Social problems with hydro
Meanwhile, a team of researchers at MSU led by geography professor Emilio Moran were recently awarded a four-year, $2.7 million National Science Foundation grant to address environmental and social concerns with the siting of new hydro projects.
While Moran’s approach will have a more global scope, focusing on areas aggressively pursuing more hydro, he anticipates lessons learned can be applied in Michigan and throughout the region. The proposal is still in the early planning phases.
His research comes at a time when more hydro facilities in the U.S. are being closed than are opening, though major dam projects are being pursued in South America, Africa and Asia.
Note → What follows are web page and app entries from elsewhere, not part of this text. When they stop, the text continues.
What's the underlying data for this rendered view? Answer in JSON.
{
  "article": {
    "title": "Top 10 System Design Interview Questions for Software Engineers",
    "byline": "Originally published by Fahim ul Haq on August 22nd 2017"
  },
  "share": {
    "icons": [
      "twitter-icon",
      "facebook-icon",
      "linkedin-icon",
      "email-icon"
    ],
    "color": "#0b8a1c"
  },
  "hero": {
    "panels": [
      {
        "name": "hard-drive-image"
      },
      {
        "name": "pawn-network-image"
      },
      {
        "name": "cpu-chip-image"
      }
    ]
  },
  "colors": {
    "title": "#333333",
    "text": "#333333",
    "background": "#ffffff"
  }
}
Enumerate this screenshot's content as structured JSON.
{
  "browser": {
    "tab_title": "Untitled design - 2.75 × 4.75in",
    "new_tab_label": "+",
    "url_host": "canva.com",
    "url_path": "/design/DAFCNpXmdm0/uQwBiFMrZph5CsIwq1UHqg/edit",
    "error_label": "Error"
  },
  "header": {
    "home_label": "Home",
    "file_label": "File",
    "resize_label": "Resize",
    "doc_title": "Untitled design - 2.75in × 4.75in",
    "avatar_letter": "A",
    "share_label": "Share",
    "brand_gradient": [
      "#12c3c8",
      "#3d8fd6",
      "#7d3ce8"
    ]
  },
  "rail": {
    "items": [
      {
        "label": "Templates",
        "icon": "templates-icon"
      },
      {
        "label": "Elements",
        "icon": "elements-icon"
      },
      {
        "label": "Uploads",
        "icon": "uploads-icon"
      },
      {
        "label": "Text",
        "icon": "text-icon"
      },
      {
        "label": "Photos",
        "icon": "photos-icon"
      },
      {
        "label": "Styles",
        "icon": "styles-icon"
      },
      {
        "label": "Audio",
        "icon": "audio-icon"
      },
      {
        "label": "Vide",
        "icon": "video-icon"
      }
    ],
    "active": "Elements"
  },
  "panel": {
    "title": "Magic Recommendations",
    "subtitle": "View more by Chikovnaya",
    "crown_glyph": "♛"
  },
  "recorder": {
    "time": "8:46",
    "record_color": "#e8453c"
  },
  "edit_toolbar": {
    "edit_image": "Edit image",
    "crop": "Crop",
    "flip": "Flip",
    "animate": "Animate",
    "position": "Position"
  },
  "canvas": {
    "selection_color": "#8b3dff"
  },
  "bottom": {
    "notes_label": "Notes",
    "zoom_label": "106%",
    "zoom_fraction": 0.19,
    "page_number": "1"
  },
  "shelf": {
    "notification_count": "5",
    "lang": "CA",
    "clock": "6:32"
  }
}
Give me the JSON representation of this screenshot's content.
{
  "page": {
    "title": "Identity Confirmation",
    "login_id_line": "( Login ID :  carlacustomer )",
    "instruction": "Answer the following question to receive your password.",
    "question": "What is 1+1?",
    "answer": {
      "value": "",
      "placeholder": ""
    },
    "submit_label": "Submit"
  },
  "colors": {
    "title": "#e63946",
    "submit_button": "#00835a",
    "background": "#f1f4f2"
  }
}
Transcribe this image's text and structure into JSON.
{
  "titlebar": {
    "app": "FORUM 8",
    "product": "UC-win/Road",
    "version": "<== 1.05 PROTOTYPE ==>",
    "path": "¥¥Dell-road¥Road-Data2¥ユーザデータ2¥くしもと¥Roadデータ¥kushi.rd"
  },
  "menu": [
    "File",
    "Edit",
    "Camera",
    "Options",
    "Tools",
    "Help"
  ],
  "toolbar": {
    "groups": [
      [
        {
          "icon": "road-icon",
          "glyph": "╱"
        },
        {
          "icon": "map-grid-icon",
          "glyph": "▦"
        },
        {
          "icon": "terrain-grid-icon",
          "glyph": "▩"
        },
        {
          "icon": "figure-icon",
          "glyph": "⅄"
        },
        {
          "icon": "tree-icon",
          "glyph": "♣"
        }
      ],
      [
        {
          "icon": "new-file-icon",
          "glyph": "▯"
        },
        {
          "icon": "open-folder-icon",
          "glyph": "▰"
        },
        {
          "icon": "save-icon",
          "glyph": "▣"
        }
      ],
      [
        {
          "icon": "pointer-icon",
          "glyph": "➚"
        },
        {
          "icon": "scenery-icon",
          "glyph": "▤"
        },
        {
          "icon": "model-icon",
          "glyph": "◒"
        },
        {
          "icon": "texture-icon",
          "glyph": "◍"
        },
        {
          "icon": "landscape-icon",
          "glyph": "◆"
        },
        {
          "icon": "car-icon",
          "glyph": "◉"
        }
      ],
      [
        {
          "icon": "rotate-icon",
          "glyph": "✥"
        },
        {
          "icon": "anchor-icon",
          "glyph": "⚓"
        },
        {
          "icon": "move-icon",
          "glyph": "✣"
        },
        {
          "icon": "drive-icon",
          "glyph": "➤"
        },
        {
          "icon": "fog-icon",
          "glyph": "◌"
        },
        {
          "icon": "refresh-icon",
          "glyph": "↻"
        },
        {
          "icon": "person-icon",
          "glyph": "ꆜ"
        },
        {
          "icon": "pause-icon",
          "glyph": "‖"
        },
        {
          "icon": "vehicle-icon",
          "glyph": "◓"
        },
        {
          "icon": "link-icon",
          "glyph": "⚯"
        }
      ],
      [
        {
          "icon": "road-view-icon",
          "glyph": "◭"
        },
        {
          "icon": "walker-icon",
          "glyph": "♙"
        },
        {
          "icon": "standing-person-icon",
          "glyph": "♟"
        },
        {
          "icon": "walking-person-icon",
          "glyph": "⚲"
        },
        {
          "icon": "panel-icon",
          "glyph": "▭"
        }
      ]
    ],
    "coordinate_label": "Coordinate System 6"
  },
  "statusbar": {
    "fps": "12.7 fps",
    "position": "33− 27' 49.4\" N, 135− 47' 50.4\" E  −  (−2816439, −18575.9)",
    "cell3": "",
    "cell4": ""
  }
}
“Our work is addressing a global issue, but there’s a recurring problem when you build dams, you block the migration of fish, and that happens in North America,” Moran said. “Over time, people begin to see less of a benefit from hydropower generated by dams compared to the damages incurred. On top of that, there are social impacts to communities along the river who depend on fish and don’t have that fishery anymore. We’re asking the question: Should we be thinking of alternatives?”
While large-scale hydro construction is happening mostly outside of the U.S., Moran hopes to apply lessons about deploying better hydropower in the U.S. and the Midwest, or potentially finding a beneficial reuse of land when a dam is decommissioned.
“Could we move that sediment to agricultural fields to increase productivity, produce more food and produce energy in a way that is more favorable to the public?” he asked.
Moran’s team also includes engineers that are studying new turbine designs that are less harmful to a river’s ecology and modelers to find ideal locations for the turbines.
Despite hydro’s environmental drawbacks, innovations could still make it a dependable source of renewable energy, Moran said.
“Let’s not trash hydroelectricity given all its problems, let’s think about a way (to design it) that contributes to the environment,” he said. “I think it should contribute (to the energy mix), and the nice thing about hydro is that the river is always flowing.”